“Something we’re really proud of that a lot of people don’t realize is we’re still a 99-percent scratch kitchen,” Kleiner says. “We make all our sauces, soups, and dressings every day. We still make ravioli, tortellini, and cavatelli by hand. We get good-quality whole tenderloins and pork ribs and whole fish. It’s important to us to keep the love in the recipes and not just become a manufacturer.”

Signature “Killer Martinis” and a classic red sauce.

Half a Negroni after our arrival, my sister and I snag bar seats from a couple of dinner-goers. We keep our order classic, starting with Calabrese-style fried calamari dotted with fiery pickled peppers and our beloved string bean salad, whose garlicky, oregano-flecked dressing we mop up with warm housemade bread. We share al dente pasta squares with meatballs that taste like a more polished version of our childhood, made decidedly adult with an accompanying bottle of Montepulciano. 

Behind the bar, the bartender and bussers fearlessly navigate their narrow corridor, dispensing precariously full martinis and gargantuan plates with deft assuredness, swapping out empties with one hand while they top off waters with the other. It’s the sort of attentive and genial hospitality I relish most (that Higgins and Kleiner like to call “hospitality 101”): the pillars that hold up the evening without stealing the limelight. 

A vintage ad for the original bar.
A vintage ad for the original bar.

During the Covid lockdowns of 2020, the restaurant fought to keep staff employed by pivoting almost instantly to carryout. Employees were cross-trained on packing and delivery, which kept Club Lucky afloat until all 50-odd staff returned in late June as outdoor dining opened in earnest. The sprawling, 160-seat patio that the restaurant added with the city’s help is now a permanent seasonal addition, doubling Club Lucky’s capacity from roughly May to October. That the restaurant churned out some 175 orders per day during those fraught 18 months of roving closures speaks to the larger role such comforting restaurants play in our lives. After all, many of us could muster a perfectly serviceable spaghetti at home. 

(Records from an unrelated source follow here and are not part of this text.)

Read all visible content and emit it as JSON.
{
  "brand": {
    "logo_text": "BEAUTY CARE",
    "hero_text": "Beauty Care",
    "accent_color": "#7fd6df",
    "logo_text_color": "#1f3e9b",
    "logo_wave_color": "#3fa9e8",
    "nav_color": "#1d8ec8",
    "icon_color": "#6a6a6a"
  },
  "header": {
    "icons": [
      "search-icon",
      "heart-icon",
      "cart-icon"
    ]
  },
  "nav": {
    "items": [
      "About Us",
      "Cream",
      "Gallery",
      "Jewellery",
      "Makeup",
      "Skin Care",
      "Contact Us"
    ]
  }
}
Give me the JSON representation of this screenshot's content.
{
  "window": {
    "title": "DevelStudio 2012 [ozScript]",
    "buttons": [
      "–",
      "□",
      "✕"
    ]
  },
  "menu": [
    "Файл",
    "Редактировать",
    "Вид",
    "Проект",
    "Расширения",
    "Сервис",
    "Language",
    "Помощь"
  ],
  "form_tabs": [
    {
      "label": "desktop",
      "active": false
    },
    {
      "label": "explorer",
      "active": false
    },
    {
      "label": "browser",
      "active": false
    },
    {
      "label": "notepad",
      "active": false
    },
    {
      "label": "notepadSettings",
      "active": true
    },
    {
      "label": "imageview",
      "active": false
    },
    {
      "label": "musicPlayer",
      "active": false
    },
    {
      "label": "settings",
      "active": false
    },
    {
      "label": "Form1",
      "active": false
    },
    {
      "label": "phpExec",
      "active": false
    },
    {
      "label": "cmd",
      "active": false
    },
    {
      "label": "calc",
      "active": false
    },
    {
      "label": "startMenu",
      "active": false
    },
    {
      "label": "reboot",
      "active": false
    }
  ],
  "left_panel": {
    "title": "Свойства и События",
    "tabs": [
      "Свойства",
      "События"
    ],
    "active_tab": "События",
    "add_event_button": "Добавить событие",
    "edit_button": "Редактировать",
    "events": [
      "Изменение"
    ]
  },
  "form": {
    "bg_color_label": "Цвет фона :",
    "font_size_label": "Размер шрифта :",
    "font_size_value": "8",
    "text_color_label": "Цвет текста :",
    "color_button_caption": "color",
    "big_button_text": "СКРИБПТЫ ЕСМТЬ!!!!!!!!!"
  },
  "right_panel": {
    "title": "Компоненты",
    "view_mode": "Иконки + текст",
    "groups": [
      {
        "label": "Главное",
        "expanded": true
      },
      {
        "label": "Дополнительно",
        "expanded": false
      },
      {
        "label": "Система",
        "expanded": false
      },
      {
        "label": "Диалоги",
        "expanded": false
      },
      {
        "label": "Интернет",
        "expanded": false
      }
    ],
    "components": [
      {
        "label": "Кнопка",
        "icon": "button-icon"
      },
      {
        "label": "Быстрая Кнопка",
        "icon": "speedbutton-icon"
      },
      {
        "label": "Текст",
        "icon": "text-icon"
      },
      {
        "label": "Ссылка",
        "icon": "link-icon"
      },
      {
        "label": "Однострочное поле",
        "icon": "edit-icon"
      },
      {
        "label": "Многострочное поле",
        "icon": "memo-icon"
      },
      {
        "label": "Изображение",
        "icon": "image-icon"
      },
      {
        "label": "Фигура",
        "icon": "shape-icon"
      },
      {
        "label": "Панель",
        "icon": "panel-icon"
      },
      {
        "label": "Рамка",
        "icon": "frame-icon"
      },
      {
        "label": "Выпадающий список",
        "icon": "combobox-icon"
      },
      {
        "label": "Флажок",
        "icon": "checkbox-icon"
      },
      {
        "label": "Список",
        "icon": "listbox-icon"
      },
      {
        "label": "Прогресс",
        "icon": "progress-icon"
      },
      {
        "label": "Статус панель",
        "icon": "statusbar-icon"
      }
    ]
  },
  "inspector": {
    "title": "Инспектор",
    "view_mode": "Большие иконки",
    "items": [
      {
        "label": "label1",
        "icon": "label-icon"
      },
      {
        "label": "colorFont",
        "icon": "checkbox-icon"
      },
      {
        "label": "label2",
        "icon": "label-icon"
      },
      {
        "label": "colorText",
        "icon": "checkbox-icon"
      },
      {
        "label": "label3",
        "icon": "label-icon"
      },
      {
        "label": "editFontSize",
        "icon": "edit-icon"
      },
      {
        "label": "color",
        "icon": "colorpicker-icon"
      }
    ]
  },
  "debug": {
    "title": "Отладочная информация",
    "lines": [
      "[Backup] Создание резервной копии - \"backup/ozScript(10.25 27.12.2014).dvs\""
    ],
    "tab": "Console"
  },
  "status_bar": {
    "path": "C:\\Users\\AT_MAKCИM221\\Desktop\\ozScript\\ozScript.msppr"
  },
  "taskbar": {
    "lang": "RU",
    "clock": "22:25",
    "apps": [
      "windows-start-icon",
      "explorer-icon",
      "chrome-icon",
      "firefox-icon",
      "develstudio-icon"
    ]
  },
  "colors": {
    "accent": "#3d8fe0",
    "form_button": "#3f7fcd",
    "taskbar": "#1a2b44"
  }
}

“We stood on that corner offering comfort during a time of strife for the city,” Kleiner says. “Now going into our 33rd year, reflecting on the success we’ve had, I believe that not only are we a gem of Bucktown but also an anchor.”

That doesn’t just owe to the significant portion of Chicagoans with Italian and Sicilian heritage who flock here for a taste of home. Club Lucky’s longevity places it in the category of family-owned stalwarts like Gene and Georgetti’s in River North, Orso’s in Old Town, Italian Village in the Loop, and Franco’s in Bridgeport that are now woven into the fabric of their neighborhoods, providing the delicious backdrop to life milestones and last-minute Saturday night plans alike. 

“We’ve created relationships,” Kleiner says. “That’s why we’ve had baptisms, communions, weddings, rehearsals, bar and bat mitzvahs; why we’ve stood under the huppah a few times. The comfort that people feel at Club Lucky allows us to be good stewards and ambassadors to different cultures, but also to our neighborhoods, making lifelong memories for everyone who comes through our door.” 


Maggie Hennessy is a Chicago-based restaurant critic and food writerwhose work has appeared in such publications as Eater, Plate, Food52, Wine Enthusiast, and others. Follow her on Instagram and Twitter. Follow Resy, too.